**** Material for this task ****

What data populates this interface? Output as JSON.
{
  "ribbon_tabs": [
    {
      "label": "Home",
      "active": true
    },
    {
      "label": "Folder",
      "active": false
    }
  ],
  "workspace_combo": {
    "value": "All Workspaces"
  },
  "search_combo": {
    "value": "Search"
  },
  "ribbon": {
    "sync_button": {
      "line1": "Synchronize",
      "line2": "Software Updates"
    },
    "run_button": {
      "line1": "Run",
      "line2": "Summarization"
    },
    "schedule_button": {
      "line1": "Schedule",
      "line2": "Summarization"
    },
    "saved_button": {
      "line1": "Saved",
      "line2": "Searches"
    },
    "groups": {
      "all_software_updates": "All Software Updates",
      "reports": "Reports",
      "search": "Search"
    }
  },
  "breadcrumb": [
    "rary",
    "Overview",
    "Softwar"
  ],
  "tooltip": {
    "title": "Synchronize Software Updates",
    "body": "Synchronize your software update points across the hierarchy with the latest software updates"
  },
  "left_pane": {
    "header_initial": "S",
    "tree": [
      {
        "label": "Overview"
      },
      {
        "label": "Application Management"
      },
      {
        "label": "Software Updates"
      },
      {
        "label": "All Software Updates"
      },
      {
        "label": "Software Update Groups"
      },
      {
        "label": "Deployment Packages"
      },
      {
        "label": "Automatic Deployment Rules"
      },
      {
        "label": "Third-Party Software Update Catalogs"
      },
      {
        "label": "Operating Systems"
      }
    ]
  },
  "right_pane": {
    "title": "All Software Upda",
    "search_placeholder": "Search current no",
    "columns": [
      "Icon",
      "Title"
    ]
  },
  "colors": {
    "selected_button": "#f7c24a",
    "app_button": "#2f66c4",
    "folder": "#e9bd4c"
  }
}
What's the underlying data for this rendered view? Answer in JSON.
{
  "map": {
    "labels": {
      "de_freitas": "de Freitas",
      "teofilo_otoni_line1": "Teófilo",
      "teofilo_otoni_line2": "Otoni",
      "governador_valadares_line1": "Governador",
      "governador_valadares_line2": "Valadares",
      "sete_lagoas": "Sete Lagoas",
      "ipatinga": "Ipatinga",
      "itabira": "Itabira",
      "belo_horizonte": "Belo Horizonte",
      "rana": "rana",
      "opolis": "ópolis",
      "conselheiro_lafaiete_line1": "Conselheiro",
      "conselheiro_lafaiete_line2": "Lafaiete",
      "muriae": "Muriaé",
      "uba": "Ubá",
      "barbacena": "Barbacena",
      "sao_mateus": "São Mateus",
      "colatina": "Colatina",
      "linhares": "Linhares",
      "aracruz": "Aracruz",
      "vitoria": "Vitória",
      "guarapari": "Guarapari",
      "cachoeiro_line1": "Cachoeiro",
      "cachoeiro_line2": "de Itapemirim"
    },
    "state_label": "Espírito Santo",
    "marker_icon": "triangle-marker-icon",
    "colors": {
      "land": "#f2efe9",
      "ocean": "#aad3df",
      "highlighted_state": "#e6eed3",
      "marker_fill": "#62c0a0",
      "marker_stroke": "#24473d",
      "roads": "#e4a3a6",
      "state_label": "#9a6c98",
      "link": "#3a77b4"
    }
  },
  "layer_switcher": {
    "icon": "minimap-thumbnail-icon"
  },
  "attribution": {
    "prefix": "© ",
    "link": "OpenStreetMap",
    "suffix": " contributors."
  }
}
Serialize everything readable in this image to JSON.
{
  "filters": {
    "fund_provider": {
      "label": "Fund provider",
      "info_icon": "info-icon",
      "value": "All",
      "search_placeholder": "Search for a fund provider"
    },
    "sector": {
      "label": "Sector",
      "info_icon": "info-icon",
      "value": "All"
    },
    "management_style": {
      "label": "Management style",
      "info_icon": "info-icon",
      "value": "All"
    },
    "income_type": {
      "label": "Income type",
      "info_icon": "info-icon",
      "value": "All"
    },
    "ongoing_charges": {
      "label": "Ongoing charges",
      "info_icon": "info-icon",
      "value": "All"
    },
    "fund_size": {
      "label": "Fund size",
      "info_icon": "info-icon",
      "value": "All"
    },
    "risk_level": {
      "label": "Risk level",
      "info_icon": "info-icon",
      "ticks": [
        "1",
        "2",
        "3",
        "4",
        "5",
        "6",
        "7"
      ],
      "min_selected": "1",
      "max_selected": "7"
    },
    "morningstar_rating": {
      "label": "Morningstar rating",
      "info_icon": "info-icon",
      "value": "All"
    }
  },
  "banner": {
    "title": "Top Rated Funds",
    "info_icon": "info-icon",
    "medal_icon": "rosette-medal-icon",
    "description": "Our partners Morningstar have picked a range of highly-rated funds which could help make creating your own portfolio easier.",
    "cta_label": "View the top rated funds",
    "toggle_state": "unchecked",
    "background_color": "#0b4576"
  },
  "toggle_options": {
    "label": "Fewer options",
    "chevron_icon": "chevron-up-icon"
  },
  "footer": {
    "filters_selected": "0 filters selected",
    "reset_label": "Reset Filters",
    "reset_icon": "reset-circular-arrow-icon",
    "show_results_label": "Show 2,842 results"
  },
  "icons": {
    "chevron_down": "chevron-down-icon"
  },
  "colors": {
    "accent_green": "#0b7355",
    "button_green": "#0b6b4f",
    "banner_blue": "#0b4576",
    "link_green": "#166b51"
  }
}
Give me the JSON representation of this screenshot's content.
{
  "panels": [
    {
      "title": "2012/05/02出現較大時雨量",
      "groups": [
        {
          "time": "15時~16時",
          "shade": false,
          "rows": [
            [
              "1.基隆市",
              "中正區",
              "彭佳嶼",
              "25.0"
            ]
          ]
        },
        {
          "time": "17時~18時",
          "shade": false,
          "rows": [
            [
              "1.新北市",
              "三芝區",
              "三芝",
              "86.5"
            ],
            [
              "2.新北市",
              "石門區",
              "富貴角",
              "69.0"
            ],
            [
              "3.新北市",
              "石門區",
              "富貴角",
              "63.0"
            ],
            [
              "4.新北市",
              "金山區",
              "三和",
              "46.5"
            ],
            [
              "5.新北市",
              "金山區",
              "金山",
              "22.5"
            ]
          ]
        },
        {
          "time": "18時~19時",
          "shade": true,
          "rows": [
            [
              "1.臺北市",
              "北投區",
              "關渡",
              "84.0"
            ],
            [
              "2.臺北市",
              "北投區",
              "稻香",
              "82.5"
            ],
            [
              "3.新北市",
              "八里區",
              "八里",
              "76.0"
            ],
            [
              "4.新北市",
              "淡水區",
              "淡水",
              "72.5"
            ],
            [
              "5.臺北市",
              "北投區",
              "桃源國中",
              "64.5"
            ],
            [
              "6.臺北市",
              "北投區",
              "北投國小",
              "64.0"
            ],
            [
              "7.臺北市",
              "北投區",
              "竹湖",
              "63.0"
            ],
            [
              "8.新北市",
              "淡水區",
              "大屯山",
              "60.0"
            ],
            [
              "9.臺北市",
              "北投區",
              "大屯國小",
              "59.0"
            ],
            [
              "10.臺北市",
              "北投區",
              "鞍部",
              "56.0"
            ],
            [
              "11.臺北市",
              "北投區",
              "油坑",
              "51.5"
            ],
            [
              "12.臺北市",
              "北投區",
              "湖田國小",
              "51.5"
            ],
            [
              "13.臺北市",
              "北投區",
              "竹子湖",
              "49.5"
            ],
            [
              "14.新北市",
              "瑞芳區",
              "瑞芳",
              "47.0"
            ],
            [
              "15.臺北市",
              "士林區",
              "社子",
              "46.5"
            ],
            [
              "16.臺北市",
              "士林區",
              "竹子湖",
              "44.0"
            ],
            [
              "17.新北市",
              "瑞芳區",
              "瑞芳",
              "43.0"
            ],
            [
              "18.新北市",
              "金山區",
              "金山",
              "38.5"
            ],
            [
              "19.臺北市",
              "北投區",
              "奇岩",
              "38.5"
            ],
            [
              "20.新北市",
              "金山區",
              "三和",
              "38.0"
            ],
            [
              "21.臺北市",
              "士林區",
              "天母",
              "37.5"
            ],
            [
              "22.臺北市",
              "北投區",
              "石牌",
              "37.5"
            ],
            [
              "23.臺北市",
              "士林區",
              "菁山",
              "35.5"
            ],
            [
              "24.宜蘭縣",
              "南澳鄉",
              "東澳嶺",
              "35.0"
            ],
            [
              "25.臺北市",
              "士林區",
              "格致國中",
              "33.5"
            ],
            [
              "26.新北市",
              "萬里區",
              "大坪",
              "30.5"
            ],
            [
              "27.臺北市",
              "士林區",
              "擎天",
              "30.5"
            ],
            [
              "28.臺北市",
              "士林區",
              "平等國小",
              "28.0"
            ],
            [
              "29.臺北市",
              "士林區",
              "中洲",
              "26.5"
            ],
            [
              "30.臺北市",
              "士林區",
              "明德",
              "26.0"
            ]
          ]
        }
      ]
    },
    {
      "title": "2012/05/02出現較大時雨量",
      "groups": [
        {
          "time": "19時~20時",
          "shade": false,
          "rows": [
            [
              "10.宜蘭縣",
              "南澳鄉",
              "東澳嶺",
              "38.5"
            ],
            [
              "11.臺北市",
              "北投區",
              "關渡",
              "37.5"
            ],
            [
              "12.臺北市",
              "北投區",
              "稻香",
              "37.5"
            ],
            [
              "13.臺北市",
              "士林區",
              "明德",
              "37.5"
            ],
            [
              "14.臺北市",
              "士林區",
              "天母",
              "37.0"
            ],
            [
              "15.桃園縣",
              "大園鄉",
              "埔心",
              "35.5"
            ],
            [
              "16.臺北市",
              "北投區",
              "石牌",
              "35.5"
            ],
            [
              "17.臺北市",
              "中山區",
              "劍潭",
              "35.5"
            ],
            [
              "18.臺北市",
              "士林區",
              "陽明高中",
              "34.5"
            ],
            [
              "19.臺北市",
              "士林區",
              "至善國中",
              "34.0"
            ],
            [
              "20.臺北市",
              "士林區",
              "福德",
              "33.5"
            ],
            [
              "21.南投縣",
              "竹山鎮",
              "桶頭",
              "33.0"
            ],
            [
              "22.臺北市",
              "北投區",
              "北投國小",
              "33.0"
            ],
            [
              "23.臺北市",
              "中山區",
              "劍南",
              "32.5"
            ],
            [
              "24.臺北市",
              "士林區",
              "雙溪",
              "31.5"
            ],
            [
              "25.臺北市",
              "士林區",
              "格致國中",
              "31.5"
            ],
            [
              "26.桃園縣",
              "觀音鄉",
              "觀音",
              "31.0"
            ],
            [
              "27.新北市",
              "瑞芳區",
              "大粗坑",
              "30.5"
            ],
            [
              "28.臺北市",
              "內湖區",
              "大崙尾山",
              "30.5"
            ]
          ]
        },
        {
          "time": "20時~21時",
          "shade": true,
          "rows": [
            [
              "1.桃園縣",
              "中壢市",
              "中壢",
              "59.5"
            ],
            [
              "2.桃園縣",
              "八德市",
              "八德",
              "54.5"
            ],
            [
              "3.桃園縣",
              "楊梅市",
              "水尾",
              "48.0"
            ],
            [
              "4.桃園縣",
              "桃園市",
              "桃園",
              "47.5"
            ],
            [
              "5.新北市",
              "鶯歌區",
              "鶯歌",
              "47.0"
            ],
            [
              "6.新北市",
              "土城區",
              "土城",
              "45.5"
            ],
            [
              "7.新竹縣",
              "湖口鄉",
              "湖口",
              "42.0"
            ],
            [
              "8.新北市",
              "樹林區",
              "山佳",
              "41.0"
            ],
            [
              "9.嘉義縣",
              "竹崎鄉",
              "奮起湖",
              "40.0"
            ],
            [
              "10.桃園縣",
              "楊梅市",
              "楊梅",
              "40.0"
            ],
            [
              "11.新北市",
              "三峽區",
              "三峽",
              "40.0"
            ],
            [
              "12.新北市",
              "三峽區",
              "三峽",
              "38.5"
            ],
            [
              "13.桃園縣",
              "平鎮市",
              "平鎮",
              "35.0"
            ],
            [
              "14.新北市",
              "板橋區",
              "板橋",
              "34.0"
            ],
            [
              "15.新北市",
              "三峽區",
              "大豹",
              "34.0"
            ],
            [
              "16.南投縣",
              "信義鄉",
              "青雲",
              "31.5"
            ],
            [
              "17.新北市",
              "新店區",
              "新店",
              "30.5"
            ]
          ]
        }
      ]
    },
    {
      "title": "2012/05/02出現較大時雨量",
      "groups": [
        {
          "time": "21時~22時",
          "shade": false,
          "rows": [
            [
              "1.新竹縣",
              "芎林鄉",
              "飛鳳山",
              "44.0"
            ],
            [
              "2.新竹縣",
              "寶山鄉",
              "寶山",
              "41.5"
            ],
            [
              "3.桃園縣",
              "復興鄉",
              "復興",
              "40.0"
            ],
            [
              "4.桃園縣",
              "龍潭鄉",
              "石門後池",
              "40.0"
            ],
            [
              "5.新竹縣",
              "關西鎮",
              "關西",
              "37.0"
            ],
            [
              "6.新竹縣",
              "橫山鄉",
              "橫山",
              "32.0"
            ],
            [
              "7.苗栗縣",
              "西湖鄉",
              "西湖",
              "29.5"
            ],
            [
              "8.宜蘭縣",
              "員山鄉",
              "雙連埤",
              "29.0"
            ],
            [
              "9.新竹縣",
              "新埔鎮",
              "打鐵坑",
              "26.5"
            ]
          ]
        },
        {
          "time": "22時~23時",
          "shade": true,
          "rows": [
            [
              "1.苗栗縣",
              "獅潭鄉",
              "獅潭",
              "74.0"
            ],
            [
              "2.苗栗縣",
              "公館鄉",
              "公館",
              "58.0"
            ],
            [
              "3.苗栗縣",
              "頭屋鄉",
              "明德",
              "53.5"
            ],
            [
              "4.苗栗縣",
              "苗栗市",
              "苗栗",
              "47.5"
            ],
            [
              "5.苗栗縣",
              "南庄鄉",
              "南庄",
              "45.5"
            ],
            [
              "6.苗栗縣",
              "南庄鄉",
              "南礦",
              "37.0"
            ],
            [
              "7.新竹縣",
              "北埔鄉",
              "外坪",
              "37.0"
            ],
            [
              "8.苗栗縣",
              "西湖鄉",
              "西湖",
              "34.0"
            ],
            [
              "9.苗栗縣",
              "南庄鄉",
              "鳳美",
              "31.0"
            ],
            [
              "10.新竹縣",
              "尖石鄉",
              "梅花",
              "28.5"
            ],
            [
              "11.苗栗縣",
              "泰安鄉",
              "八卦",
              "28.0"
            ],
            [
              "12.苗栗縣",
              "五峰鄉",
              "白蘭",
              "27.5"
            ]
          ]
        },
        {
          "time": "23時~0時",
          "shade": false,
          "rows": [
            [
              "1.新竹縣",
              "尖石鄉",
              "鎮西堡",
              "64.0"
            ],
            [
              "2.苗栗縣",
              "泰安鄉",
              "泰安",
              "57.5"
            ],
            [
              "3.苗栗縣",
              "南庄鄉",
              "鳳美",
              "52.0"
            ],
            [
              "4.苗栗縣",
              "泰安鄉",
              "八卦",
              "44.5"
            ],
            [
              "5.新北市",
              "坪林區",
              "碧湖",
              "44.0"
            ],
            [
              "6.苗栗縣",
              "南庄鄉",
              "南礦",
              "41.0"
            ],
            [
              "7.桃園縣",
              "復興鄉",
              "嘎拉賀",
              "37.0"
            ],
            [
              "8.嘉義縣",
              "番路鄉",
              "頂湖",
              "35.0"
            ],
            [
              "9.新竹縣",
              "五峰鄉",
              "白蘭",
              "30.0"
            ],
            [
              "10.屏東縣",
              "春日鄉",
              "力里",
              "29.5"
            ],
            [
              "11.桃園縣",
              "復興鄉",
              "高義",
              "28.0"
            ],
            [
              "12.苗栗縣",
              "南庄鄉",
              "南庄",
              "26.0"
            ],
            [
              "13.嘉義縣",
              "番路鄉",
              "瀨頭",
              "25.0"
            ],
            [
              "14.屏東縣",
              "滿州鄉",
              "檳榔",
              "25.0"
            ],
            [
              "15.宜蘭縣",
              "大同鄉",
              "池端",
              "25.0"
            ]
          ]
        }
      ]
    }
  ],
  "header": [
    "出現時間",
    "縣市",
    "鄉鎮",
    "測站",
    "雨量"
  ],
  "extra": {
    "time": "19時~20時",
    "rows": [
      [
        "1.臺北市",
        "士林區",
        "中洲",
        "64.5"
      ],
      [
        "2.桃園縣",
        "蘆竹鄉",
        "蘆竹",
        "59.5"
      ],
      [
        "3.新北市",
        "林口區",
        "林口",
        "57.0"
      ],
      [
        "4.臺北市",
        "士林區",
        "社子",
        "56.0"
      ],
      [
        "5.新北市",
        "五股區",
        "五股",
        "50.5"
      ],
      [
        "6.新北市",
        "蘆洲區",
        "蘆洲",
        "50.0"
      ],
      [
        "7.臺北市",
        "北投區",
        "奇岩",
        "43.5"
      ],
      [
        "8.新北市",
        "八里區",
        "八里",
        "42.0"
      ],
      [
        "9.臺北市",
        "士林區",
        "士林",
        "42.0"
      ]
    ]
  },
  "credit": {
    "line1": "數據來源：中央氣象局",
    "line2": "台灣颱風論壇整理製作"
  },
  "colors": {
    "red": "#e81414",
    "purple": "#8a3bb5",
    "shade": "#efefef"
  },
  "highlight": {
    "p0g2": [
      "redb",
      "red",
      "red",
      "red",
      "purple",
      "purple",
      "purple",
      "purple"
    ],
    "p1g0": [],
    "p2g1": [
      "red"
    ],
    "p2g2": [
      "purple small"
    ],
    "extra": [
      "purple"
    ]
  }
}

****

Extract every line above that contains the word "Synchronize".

Task answer:
      "line1": "Synchronize",
    "title": "Synchronize Software Updates",
    "body": "Synchronize your software update points across the hierarchy with the latest software updates"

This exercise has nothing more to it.